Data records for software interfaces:
_ _ _
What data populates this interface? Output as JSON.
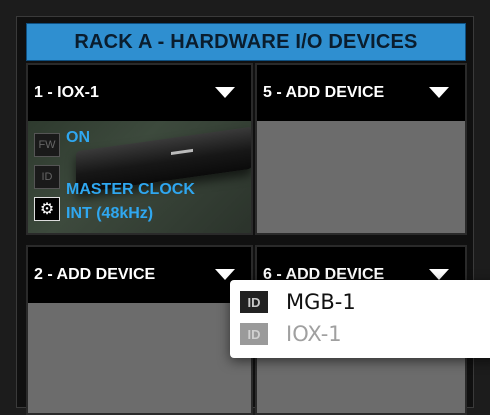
{
  "rack": {
    "title": "RACK A - HARDWARE I/O DEVICES"
  },
  "slots": [
    {
      "label": "1 - IOX-1",
      "device": {
        "fw_label": "FW",
        "id_label": "ID",
        "settings_icon": "gear-icon",
        "status": "ON",
        "clock_line1": "MASTER CLOCK",
        "clock_line2": "INT (48kHz)"
      }
    },
    {
      "label": "5 - ADD DEVICE"
    },
    {
      "label": "2 - ADD DEVICE"
    },
    {
      "label": "6 - ADD DEVICE"
    }
  ],
  "dropdown": {
    "items": [
      {
        "badge": "ID",
        "label": "MGB-1",
        "enabled": true
      },
      {
        "badge": "ID",
        "label": "IOX-1",
        "enabled": false
      }
    ]
  },
  "colors": {
    "accent": "#2f8fd0",
    "status_text": "#2fa7f0"
  }
}
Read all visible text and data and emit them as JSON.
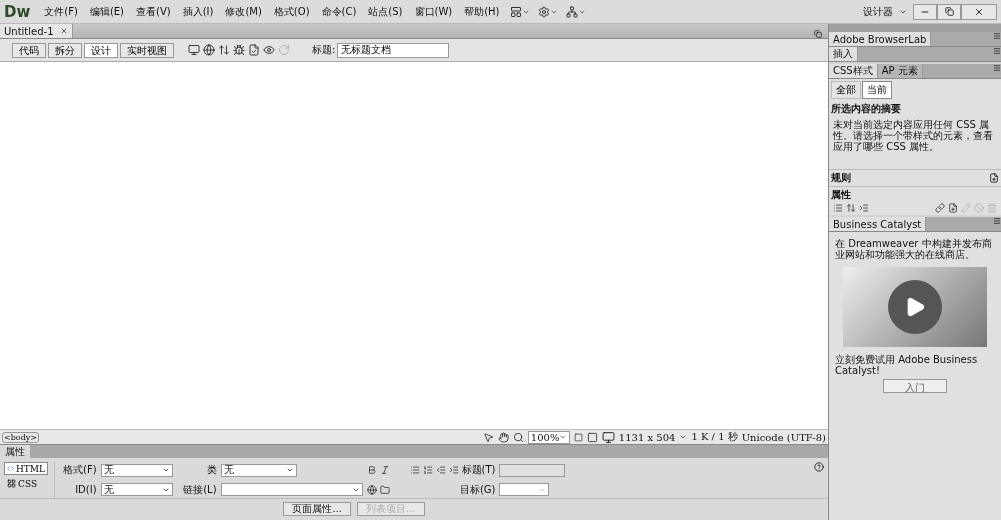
{
  "app": {
    "logo": "Dw",
    "menu": [
      "文件(F)",
      "编辑(E)",
      "查看(V)",
      "插入(I)",
      "修改(M)",
      "格式(O)",
      "命令(C)",
      "站点(S)",
      "窗口(W)",
      "帮助(H)"
    ],
    "workspace": "设计器"
  },
  "document_tabs": [
    {
      "label": "Untitled-1",
      "selected": true
    }
  ],
  "view_buttons": [
    {
      "label": "代码",
      "selected": false
    },
    {
      "label": "拆分",
      "selected": false
    },
    {
      "label": "设计",
      "selected": true
    },
    {
      "label": "实时视图",
      "selected": false
    }
  ],
  "title_field": {
    "label": "标题:",
    "value": "无标题文档"
  },
  "status_bar": {
    "tag": "<body>",
    "zoom": "100%",
    "size": "1131 x 504",
    "weight": "1 K / 1 秒",
    "encoding": "Unicode (UTF-8)"
  },
  "properties": {
    "tab": "属性",
    "modes": [
      {
        "label": "HTML",
        "selected": true
      },
      {
        "label": "CSS",
        "selected": false
      }
    ],
    "format_label": "格式(F)",
    "format_value": "无",
    "id_label": "ID(I)",
    "id_value": "无",
    "class_label": "类",
    "class_value": "无",
    "link_label": "链接(L)",
    "title_label": "标题(T)",
    "target_label": "目标(G)",
    "buttons": [
      {
        "label": "页面属性...",
        "disabled": false
      },
      {
        "label": "列表项目...",
        "disabled": true
      }
    ]
  },
  "panels": {
    "browserlab": "Adobe BrowserLab",
    "insert": "插入",
    "css_tabs": [
      {
        "label": "CSS样式",
        "selected": true
      },
      {
        "label": "AP 元素",
        "selected": false
      }
    ],
    "css_modes": [
      {
        "label": "全部",
        "selected": false
      },
      {
        "label": "当前",
        "selected": true
      }
    ],
    "summary_heading": "所选内容的摘要",
    "summary_text": "未对当前选定内容应用任何 CSS 属性。请选择一个带样式的元素，查看应用了哪些 CSS 属性。",
    "rules_heading": "规则",
    "props_heading": "属性",
    "bc_title": "Business Catalyst",
    "bc_text": "在 Dreamweaver 中构建并发布商业网站和功能强大的在线商店。",
    "bc_promo": "立刻免费试用 Adobe Business Catalyst!",
    "bc_button": "入门"
  }
}
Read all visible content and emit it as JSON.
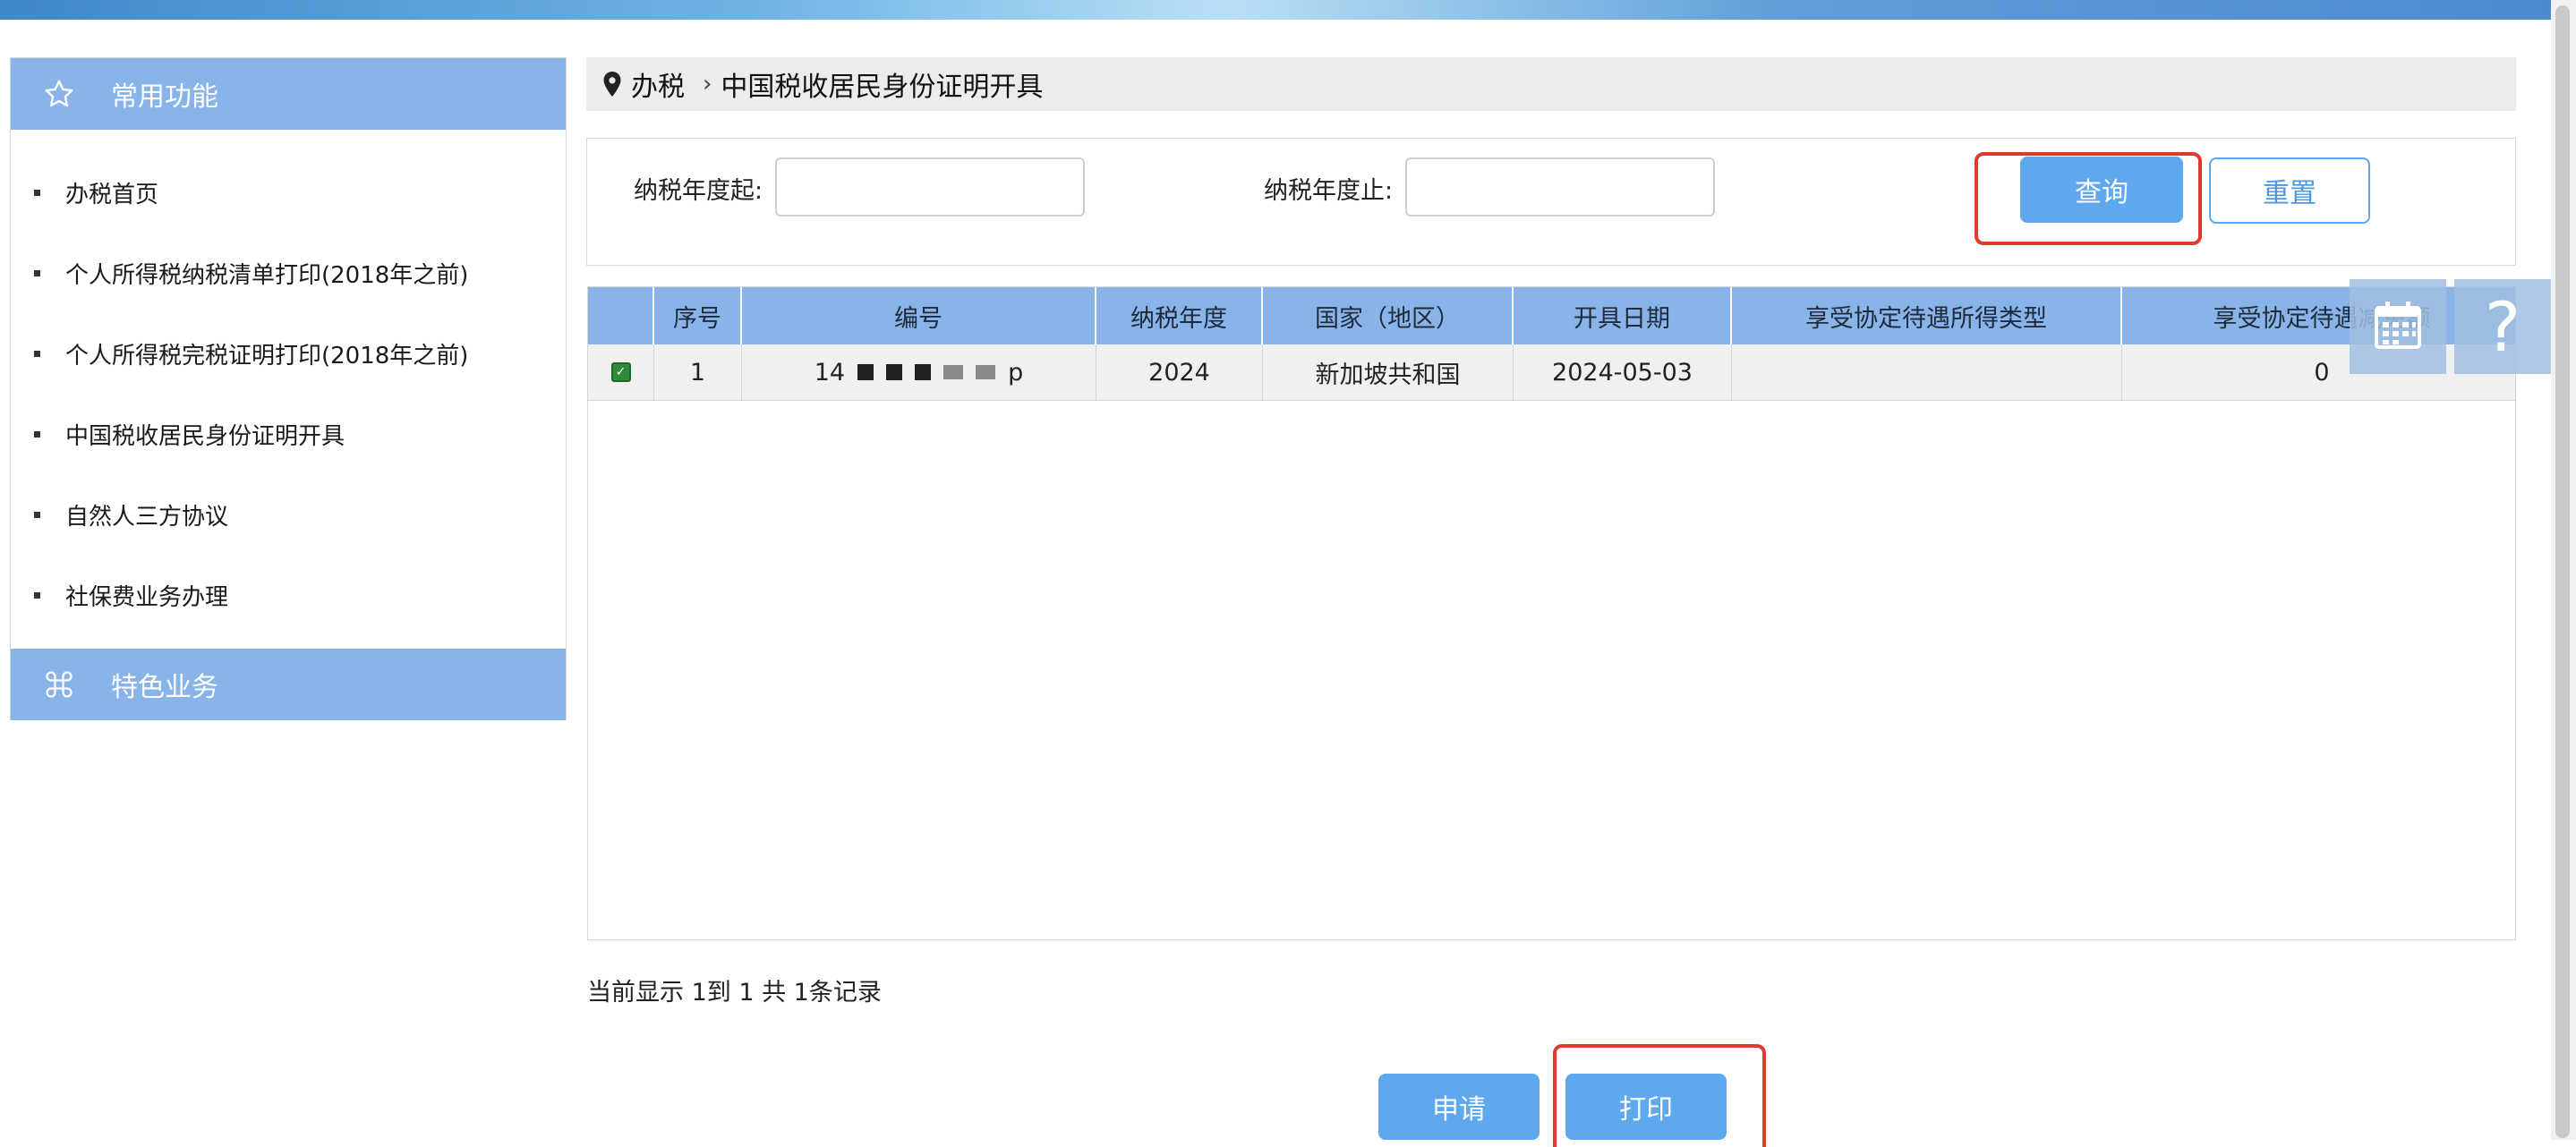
{
  "sidebar": {
    "common_title": "常用功能",
    "items": [
      {
        "label": "办税首页"
      },
      {
        "label": "个人所得税纳税清单打印(2018年之前)"
      },
      {
        "label": "个人所得税完税证明打印(2018年之前)"
      },
      {
        "label": "中国税收居民身份证明开具"
      },
      {
        "label": "自然人三方协议"
      },
      {
        "label": "社保费业务办理"
      }
    ],
    "special_title": "特色业务"
  },
  "breadcrumb": {
    "root": "办税",
    "separator": "›",
    "current": "中国税收居民身份证明开具"
  },
  "search": {
    "year_from_label": "纳税年度起:",
    "year_from_value": "",
    "year_to_label": "纳税年度止:",
    "year_to_value": "",
    "query_button": "查询",
    "reset_button": "重置"
  },
  "table": {
    "columns": [
      "序号",
      "编号",
      "纳税年度",
      "国家（地区）",
      "开具日期",
      "享受协定待遇所得类型",
      "享受协定待遇减免额"
    ],
    "rows": [
      {
        "checked": true,
        "index": "1",
        "number_prefix": "14",
        "number_suffix": "p",
        "tax_year": "2024",
        "country": "新加坡共和国",
        "issue_date": "2024-05-03",
        "income_type": "",
        "relief_amount": "0"
      }
    ]
  },
  "summary": "当前显示 1到 1 共 1条记录",
  "actions": {
    "apply_button": "申请",
    "print_button": "打印"
  },
  "float_tools": {
    "calendar_icon": "calendar-icon",
    "help_symbol": "?"
  },
  "colors": {
    "accent_blue": "#5ea8ee",
    "header_blue": "#88b4ea",
    "highlight_red": "#e03a2e"
  }
}
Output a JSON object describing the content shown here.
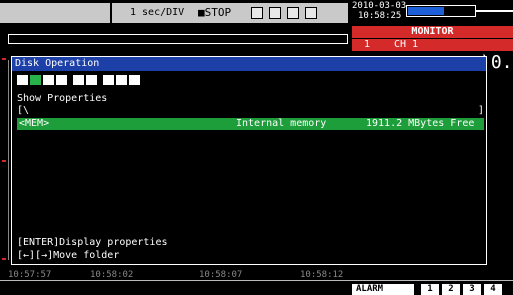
{
  "topbar": {
    "time_div": "1 sec/DIV",
    "stop_label": "STOP",
    "date": "2010-03-03",
    "time": "10:58:25",
    "battery_level": 0.55
  },
  "monitor": {
    "title": "MONITOR",
    "channel_num": "1",
    "channel_label": "CH 1"
  },
  "dialog": {
    "title": "Disk Operation",
    "subtitle": "Show Properties",
    "path": "[\\",
    "path_close": "]",
    "selected_row": {
      "name": "<MEM>",
      "desc": "Internal memory",
      "free": "1911.2 MBytes Free"
    },
    "toolbar_icons": [
      "drive-icon",
      "search-icon",
      "folder-icon",
      "file-icon",
      "copy-icon",
      "delete-icon",
      "rename-icon",
      "new-folder-icon",
      "format-icon"
    ],
    "footer_line1": "[ENTER]Display properties",
    "footer_line2": "[←][→]Move folder"
  },
  "side_value": ")0.",
  "time_axis": [
    "10:57:57",
    "10:58:02",
    "10:58:07",
    "10:58:12"
  ],
  "bottom": {
    "alarm": "ALARM",
    "channels": [
      "1",
      "2",
      "3",
      "4"
    ]
  },
  "colors": {
    "title_blue": "#1c3fa8",
    "select_green": "#1e9e3a",
    "monitor_red": "#d42a2a"
  }
}
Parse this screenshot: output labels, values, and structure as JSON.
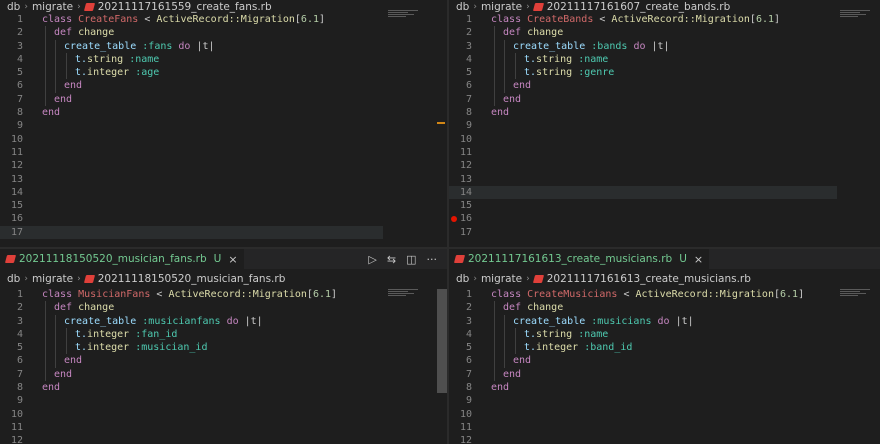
{
  "panes": {
    "tl": {
      "breadcrumb": [
        "db",
        "migrate",
        "20211117161559_create_fans.rb"
      ],
      "lines": [
        "1",
        "2",
        "3",
        "4",
        "5",
        "6",
        "7",
        "8",
        "9",
        "10",
        "11",
        "12",
        "13",
        "14",
        "15",
        "16",
        "17"
      ],
      "code": {
        "l1": [
          "class ",
          "CreateFans",
          " < ",
          "ActiveRecord::Migration",
          "[",
          "6.1",
          "]"
        ],
        "l2": [
          "def ",
          "change"
        ],
        "l3": [
          "create_table ",
          ":fans ",
          "do ",
          "|t|"
        ],
        "l4": [
          "t.",
          "string ",
          ":name"
        ],
        "l5": [
          "t.",
          "integer ",
          ":age"
        ],
        "l6": [
          "end"
        ],
        "l7": [
          "end"
        ],
        "l8": [
          "end"
        ]
      }
    },
    "tr": {
      "breadcrumb": [
        "db",
        "migrate",
        "20211117161607_create_bands.rb"
      ],
      "lines": [
        "1",
        "2",
        "3",
        "4",
        "5",
        "6",
        "7",
        "8",
        "9",
        "10",
        "11",
        "12",
        "13",
        "14",
        "15",
        "16",
        "17"
      ],
      "code": {
        "l1": [
          "class ",
          "CreateBands",
          " < ",
          "ActiveRecord::Migration",
          "[",
          "6.1",
          "]"
        ],
        "l2": [
          "def ",
          "change"
        ],
        "l3": [
          "create_table ",
          ":bands ",
          "do ",
          "|t|"
        ],
        "l4": [
          "t.",
          "string ",
          ":name"
        ],
        "l5": [
          "t.",
          "string ",
          ":genre"
        ],
        "l6": [
          "end"
        ],
        "l7": [
          "end"
        ],
        "l8": [
          "end"
        ]
      }
    },
    "bl": {
      "tab": {
        "name": "20211118150520_musician_fans.rb",
        "status": "U",
        "close": "×"
      },
      "breadcrumb": [
        "db",
        "migrate",
        "20211118150520_musician_fans.rb"
      ],
      "lines": [
        "1",
        "2",
        "3",
        "4",
        "5",
        "6",
        "7",
        "8",
        "9",
        "10",
        "11",
        "12"
      ],
      "code": {
        "l1": [
          "class ",
          "MusicianFans",
          " < ",
          "ActiveRecord::Migration",
          "[",
          "6.1",
          "]"
        ],
        "l2": [
          "def ",
          "change"
        ],
        "l3": [
          "create_table ",
          ":musicianfans ",
          "do ",
          "|t|"
        ],
        "l4": [
          "t.",
          "integer ",
          ":fan_id"
        ],
        "l5": [
          "t.",
          "integer ",
          ":musician_id"
        ],
        "l6": [
          "end"
        ],
        "l7": [
          "end"
        ],
        "l8": [
          "end"
        ]
      }
    },
    "br": {
      "tab": {
        "name": "20211117161613_create_musicians.rb",
        "status": "U",
        "close": "×"
      },
      "breadcrumb": [
        "db",
        "migrate",
        "20211117161613_create_musicians.rb"
      ],
      "lines": [
        "1",
        "2",
        "3",
        "4",
        "5",
        "6",
        "7",
        "8",
        "9",
        "10",
        "11",
        "12"
      ],
      "code": {
        "l1": [
          "class ",
          "CreateMusicians",
          " < ",
          "ActiveRecord::Migration",
          "[",
          "6.1",
          "]"
        ],
        "l2": [
          "def ",
          "change"
        ],
        "l3": [
          "create_table ",
          ":musicians ",
          "do ",
          "|t|"
        ],
        "l4": [
          "t.",
          "string ",
          ":name"
        ],
        "l5": [
          "t.",
          "integer ",
          ":band_id"
        ],
        "l6": [
          "end"
        ],
        "l7": [
          "end"
        ],
        "l8": [
          "end"
        ]
      }
    }
  },
  "tab_actions": {
    "run": "▷",
    "compare": "⇆",
    "split": "◫",
    "more": "···"
  },
  "sep": "›"
}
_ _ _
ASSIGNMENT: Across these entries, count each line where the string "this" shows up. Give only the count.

TASK RESULT: 2